### TASK OBJECTIVE
Would you filter the listing below so that only lines with the word "down" remain?

═════ PROVIDED DATA ═════

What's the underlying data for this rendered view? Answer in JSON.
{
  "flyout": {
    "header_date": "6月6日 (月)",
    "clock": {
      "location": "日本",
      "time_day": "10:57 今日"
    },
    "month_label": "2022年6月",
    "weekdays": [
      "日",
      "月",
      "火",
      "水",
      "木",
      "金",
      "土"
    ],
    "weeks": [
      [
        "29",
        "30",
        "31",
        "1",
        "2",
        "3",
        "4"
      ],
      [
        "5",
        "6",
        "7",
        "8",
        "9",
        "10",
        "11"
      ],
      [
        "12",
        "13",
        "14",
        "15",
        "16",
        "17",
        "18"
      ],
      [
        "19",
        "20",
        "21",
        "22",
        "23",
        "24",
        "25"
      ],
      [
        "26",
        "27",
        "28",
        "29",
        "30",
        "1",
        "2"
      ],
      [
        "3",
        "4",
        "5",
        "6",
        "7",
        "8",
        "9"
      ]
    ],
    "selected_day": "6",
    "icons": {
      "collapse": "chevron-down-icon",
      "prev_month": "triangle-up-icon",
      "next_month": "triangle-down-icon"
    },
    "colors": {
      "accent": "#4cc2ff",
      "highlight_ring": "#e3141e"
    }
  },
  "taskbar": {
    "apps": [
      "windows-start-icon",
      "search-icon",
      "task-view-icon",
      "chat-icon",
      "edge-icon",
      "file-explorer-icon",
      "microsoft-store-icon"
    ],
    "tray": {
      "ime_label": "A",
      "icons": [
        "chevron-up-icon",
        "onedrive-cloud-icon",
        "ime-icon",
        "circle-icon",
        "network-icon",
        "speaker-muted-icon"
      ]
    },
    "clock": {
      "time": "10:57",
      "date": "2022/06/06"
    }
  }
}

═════
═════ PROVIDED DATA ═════

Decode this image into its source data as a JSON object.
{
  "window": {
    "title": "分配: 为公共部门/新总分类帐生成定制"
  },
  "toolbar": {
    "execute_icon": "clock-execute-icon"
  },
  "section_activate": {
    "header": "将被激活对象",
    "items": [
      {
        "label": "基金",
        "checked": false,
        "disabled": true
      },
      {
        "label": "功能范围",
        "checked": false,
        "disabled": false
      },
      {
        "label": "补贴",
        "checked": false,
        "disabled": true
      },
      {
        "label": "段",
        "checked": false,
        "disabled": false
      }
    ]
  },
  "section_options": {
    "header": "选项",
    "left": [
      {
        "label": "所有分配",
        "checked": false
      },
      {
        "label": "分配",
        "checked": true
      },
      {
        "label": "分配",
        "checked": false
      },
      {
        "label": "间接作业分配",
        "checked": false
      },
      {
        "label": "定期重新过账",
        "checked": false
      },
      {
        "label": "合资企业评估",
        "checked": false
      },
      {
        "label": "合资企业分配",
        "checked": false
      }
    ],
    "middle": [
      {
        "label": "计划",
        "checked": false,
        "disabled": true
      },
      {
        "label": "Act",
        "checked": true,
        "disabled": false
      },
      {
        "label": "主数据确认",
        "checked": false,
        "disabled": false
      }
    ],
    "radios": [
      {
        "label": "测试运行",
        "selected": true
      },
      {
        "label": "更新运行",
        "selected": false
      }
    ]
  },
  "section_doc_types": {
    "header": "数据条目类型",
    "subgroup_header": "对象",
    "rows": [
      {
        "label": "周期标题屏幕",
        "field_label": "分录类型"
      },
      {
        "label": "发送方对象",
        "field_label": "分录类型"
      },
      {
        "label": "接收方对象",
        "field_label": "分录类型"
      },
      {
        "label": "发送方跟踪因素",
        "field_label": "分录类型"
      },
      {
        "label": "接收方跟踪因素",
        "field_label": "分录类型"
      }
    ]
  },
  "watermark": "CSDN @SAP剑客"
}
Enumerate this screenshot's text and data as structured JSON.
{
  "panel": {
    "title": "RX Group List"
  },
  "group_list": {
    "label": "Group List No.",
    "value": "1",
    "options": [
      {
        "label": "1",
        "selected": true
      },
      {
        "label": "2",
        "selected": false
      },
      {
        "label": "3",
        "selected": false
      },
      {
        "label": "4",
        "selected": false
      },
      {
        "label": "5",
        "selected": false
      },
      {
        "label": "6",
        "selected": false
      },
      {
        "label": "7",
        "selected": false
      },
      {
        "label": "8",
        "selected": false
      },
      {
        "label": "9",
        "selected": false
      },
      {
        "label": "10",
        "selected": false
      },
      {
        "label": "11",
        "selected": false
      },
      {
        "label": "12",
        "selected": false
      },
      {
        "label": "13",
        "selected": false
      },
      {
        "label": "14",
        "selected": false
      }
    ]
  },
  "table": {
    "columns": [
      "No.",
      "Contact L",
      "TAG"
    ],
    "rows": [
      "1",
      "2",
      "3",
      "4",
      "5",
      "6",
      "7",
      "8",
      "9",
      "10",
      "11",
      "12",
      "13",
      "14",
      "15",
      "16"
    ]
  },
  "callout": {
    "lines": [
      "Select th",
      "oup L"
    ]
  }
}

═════

### RESPONSE
      "collapse": "chevron-down-icon",
      "next_month": "triangle-down-icon"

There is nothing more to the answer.